SSAct section 1223 aims to simplify and outline debt recovery processes and define more clearly what is a recoverable debt.
SSAct section 1223 describes the categories of debts recoverable under the SSAct.
The provisions of section 1223(1B) operate to define CP overpayments that are NOT recoverable under the SSAct.
Retrospective effect of the SSAct
The current version of section 1223 does not apply where the recipient has an 'accrued right' to have the substantive issues of the matter decided under the provisions of the Social Security Act 1947 or under earlier provisions of the SSAct. An 'accrued right' may arise where a case was already under review at the time of the legislative change.
SSAct section 1223
SSAct section 1223(1) defines debts that are recoverable.
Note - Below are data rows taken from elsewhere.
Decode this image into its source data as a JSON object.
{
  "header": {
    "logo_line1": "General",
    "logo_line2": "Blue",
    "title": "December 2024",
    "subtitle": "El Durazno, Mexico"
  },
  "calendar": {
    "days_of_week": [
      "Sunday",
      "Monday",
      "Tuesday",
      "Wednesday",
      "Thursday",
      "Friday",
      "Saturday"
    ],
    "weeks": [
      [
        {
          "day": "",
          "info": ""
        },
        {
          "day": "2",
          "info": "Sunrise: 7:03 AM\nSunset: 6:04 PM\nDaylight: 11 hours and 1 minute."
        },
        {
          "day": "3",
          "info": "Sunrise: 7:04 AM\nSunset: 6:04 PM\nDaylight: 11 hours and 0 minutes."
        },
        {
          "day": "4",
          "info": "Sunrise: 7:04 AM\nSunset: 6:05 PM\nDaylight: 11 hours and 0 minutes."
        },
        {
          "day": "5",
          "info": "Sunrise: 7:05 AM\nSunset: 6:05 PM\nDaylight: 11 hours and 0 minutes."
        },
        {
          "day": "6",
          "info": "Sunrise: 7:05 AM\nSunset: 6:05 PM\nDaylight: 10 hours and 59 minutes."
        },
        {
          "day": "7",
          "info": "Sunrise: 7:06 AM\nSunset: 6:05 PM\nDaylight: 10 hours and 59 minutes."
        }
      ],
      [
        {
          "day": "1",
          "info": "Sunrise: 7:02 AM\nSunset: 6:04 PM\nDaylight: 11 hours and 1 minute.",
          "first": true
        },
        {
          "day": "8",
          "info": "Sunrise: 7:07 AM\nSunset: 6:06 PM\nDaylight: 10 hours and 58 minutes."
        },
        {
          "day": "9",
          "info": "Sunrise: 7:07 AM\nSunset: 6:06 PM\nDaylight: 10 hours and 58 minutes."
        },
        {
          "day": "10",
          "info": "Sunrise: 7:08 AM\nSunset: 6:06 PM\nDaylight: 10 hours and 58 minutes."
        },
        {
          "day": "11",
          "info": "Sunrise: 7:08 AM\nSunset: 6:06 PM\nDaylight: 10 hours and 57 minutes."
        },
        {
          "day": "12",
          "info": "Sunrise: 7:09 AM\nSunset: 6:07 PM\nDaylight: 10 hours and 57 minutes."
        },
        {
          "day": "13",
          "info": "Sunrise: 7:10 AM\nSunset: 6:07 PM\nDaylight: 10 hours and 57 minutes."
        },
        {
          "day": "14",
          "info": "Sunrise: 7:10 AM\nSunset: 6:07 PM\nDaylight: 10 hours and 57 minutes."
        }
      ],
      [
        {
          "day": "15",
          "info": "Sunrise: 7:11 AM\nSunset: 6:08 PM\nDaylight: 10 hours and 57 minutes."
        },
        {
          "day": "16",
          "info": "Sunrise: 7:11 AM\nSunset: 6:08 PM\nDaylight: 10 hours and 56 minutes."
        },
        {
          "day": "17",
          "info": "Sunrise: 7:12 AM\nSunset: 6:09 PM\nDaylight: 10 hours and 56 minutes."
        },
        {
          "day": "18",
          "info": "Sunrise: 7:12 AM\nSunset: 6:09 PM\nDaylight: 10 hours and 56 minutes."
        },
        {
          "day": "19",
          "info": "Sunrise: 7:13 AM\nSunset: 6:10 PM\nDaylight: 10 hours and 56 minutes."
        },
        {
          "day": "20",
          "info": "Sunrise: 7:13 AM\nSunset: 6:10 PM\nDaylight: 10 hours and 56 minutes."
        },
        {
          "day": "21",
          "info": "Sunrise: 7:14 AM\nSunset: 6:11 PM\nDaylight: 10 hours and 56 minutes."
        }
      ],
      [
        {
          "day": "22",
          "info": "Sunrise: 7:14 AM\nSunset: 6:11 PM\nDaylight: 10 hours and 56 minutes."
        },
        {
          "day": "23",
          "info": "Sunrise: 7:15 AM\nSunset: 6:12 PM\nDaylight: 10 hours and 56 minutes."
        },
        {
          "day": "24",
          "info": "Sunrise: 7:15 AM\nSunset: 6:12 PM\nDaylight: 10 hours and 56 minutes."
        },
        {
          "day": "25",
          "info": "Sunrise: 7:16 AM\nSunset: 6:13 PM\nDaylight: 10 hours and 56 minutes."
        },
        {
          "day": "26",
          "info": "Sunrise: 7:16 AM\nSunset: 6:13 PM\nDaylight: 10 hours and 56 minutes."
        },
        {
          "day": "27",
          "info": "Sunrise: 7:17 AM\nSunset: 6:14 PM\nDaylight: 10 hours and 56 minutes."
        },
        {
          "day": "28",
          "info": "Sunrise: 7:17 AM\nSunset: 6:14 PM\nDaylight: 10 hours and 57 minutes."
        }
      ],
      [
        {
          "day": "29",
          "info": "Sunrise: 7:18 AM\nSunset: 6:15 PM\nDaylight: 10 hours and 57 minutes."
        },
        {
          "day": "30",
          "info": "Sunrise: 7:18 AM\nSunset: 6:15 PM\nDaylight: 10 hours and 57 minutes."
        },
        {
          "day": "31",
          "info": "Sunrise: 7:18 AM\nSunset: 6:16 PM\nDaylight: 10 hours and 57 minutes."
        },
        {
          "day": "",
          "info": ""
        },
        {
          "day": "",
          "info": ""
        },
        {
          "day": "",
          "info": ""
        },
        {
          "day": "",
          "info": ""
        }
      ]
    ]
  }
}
If a social security payment is made and a person who obtains the benefit of the payment was not entitled for any reason to obtain that benefit the amount of the payment is a debt to the Commonwealth by the person who obtained the benefit of the payment.
The term 'obtains the benefit of the payment' in broad terms means where a social security payment is made and a person's wealth is directly increased as a result, the person has obtained the benefit of the payment.
Section 1223(1AA) ensures that where a payment has been paid to a person who is entitled to the payment (or has been paid to a third party at the request of the person) the person is taken to have obtained the benefit of the payment and no debt can arise if another person obtains the benefit of that payment.
Section 1223(1AA) does not operate to prevent a debt arising that is due to the Commonwealth by the third party under section 1223(1).
Example: Where a person has made a mistake in advising Centrelink to make payments into a particular bank account and the bank details are incorrect then a debt can still arise under section 1223(1).
Section 1223(1AB) sets out some examples where section 1223(1) applies but it does not limit the provisions to those examples.
- payments made to a person by mistake as a result of a computer or administrative error,
- payments that were not payable,
- payments made to a person who was not qualified for the payment, and
- payments made as a result of a contravention of social security law, a false statement or a misrepresentation.
Section 1223(1AC) provides that debts arising from administrative or computer error are not subject to the determination provisions.
Administrative error, as used in section 1223, is defined as those situations where a person has complied with the provisions of social security law, i.e. provides information to Centrelink which affects the person's qualification for, or rate of, social security payment, and that information is incorrectly or inaccurately processed.
Example: Where a person has earnings of $500 per fortnight (pf) and this information is recorded as $50 pf.
The term computer error is used to describe situations where the operation of a computer program results in a payment, or part of a payment, being made that should not have been made.
Example: Information provided by the child support system is incorrect.
Under section 1223(1AD), section 1223(1AC) will not apply - that is, there will be no debt - if all of the following tests are met:
- the excess payment arose from an event or change, and
- the person did not advise of an event or change in circumstances, and
- there was no valid requirement (notice) for them to provide this information.
This means that, wherever a person did advise the change, or the excess payment did not arise from an event or change, section 1223(1AC) will operate unconstrained by section 1223(1AD) and a debt will exist. In these circumstances, decision makers should ensure they consider any special circumstances or administrative error to determine whether the debt waiver provisions should be applied.
Section 1223(1AE) provides that for debts arising from administrative or computer error, the date of effect provisions are disregarded and that any determination made under SS(Admin)Act section 79 or 80 can be backdated to an earlier date than the day the determination is made.